In the spirit of Thor and Liv Heyerdahl’s ‘Back to Nature’ adventure almost a hundred years earlier, I embraced my time in Marquesas as a chance to live a little closer to the Source. The relatively low populations and highly fertile soil make for lots of nature’s edibles to be foraged with permission from the local people. So Raiarii and I spent much of our time in the hills and valleys and sea gathering food, cooking over a fire, and combing the terrain for nature’s treasures. We learned from Mami Faatiarau and other friends that with some knowledge of the local plants, we could also make bark rope, palm frond baskets, natural remedies, seats, shelter, hats, you name it… We witnessed that those who were motivated and educated in the flora and fauna, could live heartily and almost wholly off Mother Nature’s provisions.

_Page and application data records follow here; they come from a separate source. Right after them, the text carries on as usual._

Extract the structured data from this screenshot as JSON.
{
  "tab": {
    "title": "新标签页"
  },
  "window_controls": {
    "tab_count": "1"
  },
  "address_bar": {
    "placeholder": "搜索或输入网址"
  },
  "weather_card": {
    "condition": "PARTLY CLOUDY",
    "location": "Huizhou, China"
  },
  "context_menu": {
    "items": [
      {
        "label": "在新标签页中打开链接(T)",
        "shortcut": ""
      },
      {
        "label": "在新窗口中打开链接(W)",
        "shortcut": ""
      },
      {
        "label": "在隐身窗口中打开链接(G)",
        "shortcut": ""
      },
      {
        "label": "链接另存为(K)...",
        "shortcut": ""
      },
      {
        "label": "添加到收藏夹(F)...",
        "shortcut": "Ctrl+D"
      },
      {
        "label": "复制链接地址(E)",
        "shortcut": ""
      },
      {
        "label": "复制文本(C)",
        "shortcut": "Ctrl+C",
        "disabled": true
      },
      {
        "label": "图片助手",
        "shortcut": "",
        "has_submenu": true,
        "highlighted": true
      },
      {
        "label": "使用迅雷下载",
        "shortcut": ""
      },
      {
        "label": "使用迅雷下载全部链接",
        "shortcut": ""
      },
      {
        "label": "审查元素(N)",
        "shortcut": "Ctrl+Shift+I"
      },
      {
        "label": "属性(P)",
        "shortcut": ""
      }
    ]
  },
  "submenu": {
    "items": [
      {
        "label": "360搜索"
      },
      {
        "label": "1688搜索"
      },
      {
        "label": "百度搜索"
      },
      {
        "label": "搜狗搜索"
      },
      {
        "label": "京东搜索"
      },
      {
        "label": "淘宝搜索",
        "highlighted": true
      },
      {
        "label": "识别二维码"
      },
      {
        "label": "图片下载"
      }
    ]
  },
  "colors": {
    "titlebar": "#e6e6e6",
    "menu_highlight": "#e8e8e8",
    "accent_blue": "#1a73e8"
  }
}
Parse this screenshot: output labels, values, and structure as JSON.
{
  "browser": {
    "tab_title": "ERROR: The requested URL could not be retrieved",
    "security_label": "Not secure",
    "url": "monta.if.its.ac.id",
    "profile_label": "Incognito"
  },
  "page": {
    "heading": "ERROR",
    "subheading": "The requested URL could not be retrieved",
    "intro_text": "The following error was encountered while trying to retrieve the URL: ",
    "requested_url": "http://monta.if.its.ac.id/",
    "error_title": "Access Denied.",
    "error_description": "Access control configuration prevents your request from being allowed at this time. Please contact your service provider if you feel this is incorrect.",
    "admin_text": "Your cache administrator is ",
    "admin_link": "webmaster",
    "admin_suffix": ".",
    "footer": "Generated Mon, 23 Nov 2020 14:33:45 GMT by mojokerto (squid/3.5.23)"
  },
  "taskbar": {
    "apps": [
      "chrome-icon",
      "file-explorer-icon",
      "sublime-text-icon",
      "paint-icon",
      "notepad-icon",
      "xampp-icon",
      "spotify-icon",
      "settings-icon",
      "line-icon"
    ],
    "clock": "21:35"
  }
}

A few things struck me. Regional plant and animal knowledge must have taken generations upon generations of learning to accumulate. Modern ways make it so easy to let go, homogenize, and forget what our ancestors spent lifetimes figuring out! It can go extinct as easily as a species without a habitat, like it has in so many places where native peoples were killed, disrespected, and paved over. Where I grew up, we don’t even know that we almost all of human history would laugh at us for not knowing our plants!? That itself is a measure of our alienation from nature and our ‘bioregions’…
Al photos Liz Clark collection
There were multiple varieties of mangos, loads of starfruit, lichee, papayas, bananas of all sorts, avocados, local oranges and grapefruit, limes, and breadfruit just to start! Edible roots included taro, tarua, manioc, and sweet potatoes. And even delicious leafy greens that grew in the streams and slowly flowing tributaries!
“We like to think of progress as modern man’s struggle to secure better food for more people, warmer clothing and finer dwellings for the poor, more medicine and hospitals for the sick, increased security against war, less corruption and crime, a happier life for young and old. But, as it has turned out, progress involves much more. It is progress when weapons are improved to kill more people at a longer range. It is progress when a little man becomes a giant because he can push a button and blow up the world. It is progress when the man in the street can stop thinking and creating because all his problems are solved by others who show him what happens if he turns on a switch. It is progress when people become so specialized that they know almost everything about almost nothing. It is also progress when reality gets so damned dull that we all survive by sitting staring at entertainment radiating from a box, or when one pill is invented to cure the harm done by another, or when hospitals grow up like mushrooms because our heads are overworked and our bodies underdeveloped, because our hearts are empty and our intestines filled with anything cleverly advertised. It is progress when a farmer leaves his hoe and a fisherman his net to step onto an assembly line the day the cornfield is leased to industry, which needs the salmon river as its sewer. It is progress when cities grow bigger and fields and forests smaller, until ever more men spend ever more time in subways and bumper-to-bumper car queues, until neon lights are needed in daytime because buildings grope for the sky and dwarf men and women in canyons where they roll along with klaxons screaming and blow exhaust all over their babies. When children get a sidewalk in exchange for a meadow, when the fragrance of flowers and the view of hills and forests are replaced by air conditioning and a view across the street. It is progress when a centuries-old oak is cut down to give space for a road sign.” –Thor Heyerdahl, Fatu Hiva